About this task:
Retype the records exactly.

Records for the exercise:
>>>>>
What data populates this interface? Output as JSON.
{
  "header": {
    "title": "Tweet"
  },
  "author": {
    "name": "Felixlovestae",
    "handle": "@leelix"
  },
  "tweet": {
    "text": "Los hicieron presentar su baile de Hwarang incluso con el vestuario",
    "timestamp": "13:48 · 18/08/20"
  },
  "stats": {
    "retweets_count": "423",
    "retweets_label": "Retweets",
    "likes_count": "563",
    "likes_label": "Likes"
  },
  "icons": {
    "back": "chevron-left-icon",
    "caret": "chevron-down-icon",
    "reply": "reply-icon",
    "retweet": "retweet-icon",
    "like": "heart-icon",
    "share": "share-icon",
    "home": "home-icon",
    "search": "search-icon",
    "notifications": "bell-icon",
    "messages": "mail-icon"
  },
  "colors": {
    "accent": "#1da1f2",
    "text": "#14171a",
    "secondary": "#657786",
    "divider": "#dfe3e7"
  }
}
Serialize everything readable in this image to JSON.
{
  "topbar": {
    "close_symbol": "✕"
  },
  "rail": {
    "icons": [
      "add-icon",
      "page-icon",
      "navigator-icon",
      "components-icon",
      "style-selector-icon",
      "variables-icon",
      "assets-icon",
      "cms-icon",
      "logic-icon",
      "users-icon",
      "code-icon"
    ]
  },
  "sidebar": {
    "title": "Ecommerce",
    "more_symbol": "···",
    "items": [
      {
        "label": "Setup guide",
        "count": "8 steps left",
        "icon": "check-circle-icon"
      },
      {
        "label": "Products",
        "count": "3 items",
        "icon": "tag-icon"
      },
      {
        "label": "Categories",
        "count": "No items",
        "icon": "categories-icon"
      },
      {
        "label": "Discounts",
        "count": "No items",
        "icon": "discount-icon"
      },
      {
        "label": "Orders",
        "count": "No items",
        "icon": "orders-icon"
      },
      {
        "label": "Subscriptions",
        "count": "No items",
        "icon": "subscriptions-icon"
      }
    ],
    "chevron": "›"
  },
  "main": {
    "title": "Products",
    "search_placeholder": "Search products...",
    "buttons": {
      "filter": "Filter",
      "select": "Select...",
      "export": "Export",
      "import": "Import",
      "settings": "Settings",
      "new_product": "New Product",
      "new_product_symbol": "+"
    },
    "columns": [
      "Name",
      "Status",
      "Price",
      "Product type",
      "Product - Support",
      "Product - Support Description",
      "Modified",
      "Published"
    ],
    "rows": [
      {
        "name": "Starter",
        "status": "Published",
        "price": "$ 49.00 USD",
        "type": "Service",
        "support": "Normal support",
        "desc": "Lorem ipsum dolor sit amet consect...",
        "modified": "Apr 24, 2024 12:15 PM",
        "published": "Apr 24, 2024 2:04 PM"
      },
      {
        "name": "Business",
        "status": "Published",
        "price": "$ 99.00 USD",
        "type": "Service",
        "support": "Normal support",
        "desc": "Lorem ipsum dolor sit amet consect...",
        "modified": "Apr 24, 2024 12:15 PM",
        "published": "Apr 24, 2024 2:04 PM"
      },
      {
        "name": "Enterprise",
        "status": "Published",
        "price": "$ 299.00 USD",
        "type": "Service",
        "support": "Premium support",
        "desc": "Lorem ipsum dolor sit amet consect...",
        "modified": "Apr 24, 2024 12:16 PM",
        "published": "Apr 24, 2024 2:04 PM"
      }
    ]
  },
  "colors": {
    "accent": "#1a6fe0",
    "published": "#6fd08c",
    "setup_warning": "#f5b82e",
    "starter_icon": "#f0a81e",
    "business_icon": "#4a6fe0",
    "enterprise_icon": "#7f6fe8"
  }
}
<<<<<
Answer box:
What data populates this interface? Output as JSON.
{
  "header": {
    "title": "Tweet"
  },
  "author": {
    "name": "Felixlovestae",
    "handle": "@leelix"
  },
  "tweet": {
    "text": "Los hicieron presentar su baile de Hwarang incluso con el vestuario",
    "timestamp": "13:48 · 18/08/20"
  },
  "stats": {
    "retweets_count": "423",
    "retweets_label": "Retweets",
    "likes_count": "563",
    "likes_label": "Likes"
  },
  "icons": {
    "back": "chevron-left-icon",
    "caret": "chevron-down-icon",
    "reply": "reply-icon",
    "retweet": "retweet-icon",
    "like": "heart-icon",
    "share": "share-icon",
    "home": "home-icon",
    "search": "search-icon",
    "notifications": "bell-icon",
    "messages": "mail-icon"
  },
  "colors": {
    "accent": "#1da1f2",
    "text": "#14171a",
    "secondary": "#657786",
    "divider": "#dfe3e7"
  }
}
Serialize everything readable in this image to JSON.
{
  "topbar": {
    "close_symbol": "✕"
  },
  "rail": {
    "icons": [
      "add-icon",
      "page-icon",
      "navigator-icon",
      "components-icon",
      "style-selector-icon",
      "variables-icon",
      "assets-icon",
      "cms-icon",
      "logic-icon",
      "users-icon",
      "code-icon"
    ]
  },
  "sidebar": {
    "title": "Ecommerce",
    "more_symbol": "···",
    "items": [
      {
        "label": "Setup guide",
        "count": "8 steps left",
        "icon": "check-circle-icon"
      },
      {
        "label": "Products",
        "count": "3 items",
        "icon": "tag-icon"
      },
      {
        "label": "Categories",
        "count": "No items",
        "icon": "categories-icon"
      },
      {
        "label": "Discounts",
        "count": "No items",
        "icon": "discount-icon"
      },
      {
        "label": "Orders",
        "count": "No items",
        "icon": "orders-icon"
      },
      {
        "label": "Subscriptions",
        "count": "No items",
        "icon": "subscriptions-icon"
      }
    ],
    "chevron": "›"
  },
  "main": {
    "title": "Products",
    "search_placeholder": "Search products...",
    "buttons": {
      "filter": "Filter",
      "select": "Select...",
      "export": "Export",
      "import": "Import",
      "settings": "Settings",
      "new_product": "New Product",
      "new_product_symbol": "+"
    },
    "columns": [
      "Name",
      "Status",
      "Price",
      "Product type",
      "Product - Support",
      "Product - Support Description",
      "Modified",
      "Published"
    ],
    "rows": [
      {
        "name": "Starter",
        "status": "Published",
        "price": "$ 49.00 USD",
        "type": "Service",
        "support": "Normal support",
        "desc": "Lorem ipsum dolor sit amet consect...",
        "modified": "Apr 24, 2024 12:15 PM",
        "published": "Apr 24, 2024 2:04 PM"
      },
      {
        "name": "Business",
        "status": "Published",
        "price": "$ 99.00 USD",
        "type": "Service",
        "support": "Normal support",
        "desc": "Lorem ipsum dolor sit amet consect...",
        "modified": "Apr 24, 2024 12:15 PM",
        "published": "Apr 24, 2024 2:04 PM"
      },
      {
        "name": "Enterprise",
        "status": "Published",
        "price": "$ 299.00 USD",
        "type": "Service",
        "support": "Premium support",
        "desc": "Lorem ipsum dolor sit amet consect...",
        "modified": "Apr 24, 2024 12:16 PM",
        "published": "Apr 24, 2024 2:04 PM"
      }
    ]
  },
  "colors": {
    "accent": "#1a6fe0",
    "published": "#6fd08c",
    "setup_warning": "#f5b82e",
    "starter_icon": "#f0a81e",
    "business_icon": "#4a6fe0",
    "enterprise_icon": "#7f6fe8"
  }
}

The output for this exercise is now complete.